Stored items
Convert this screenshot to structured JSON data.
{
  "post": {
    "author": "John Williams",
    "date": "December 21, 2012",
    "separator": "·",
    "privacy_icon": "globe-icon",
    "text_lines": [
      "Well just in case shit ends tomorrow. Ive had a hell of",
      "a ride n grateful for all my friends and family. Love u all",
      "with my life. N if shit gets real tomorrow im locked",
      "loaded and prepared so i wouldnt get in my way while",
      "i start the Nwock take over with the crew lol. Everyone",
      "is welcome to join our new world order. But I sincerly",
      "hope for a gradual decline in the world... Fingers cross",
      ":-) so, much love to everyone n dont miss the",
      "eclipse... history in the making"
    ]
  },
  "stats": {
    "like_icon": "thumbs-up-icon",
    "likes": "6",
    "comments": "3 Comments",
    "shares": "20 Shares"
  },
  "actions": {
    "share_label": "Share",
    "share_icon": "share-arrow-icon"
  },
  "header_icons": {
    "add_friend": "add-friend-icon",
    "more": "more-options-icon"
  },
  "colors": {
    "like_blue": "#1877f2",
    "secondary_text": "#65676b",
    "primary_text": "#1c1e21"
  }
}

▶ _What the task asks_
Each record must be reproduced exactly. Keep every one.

▶ _Solution below_
Convert this screenshot to structured JSON data.
{
  "post": {
    "author": "John Williams",
    "date": "December 21, 2012",
    "separator": "·",
    "privacy_icon": "globe-icon",
    "text_lines": [
      "Well just in case shit ends tomorrow. Ive had a hell of",
      "a ride n grateful for all my friends and family. Love u all",
      "with my life. N if shit gets real tomorrow im locked",
      "loaded and prepared so i wouldnt get in my way while",
      "i start the Nwock take over with the crew lol. Everyone",
      "is welcome to join our new world order. But I sincerly",
      "hope for a gradual decline in the world... Fingers cross",
      ":-) so, much love to everyone n dont miss the",
      "eclipse... history in the making"
    ]
  },
  "stats": {
    "like_icon": "thumbs-up-icon",
    "likes": "6",
    "comments": "3 Comments",
    "shares": "20 Shares"
  },
  "actions": {
    "share_label": "Share",
    "share_icon": "share-arrow-icon"
  },
  "header_icons": {
    "add_friend": "add-friend-icon",
    "more": "more-options-icon"
  },
  "colors": {
    "like_blue": "#1877f2",
    "secondary_text": "#65676b",
    "primary_text": "#1c1e21"
  }
}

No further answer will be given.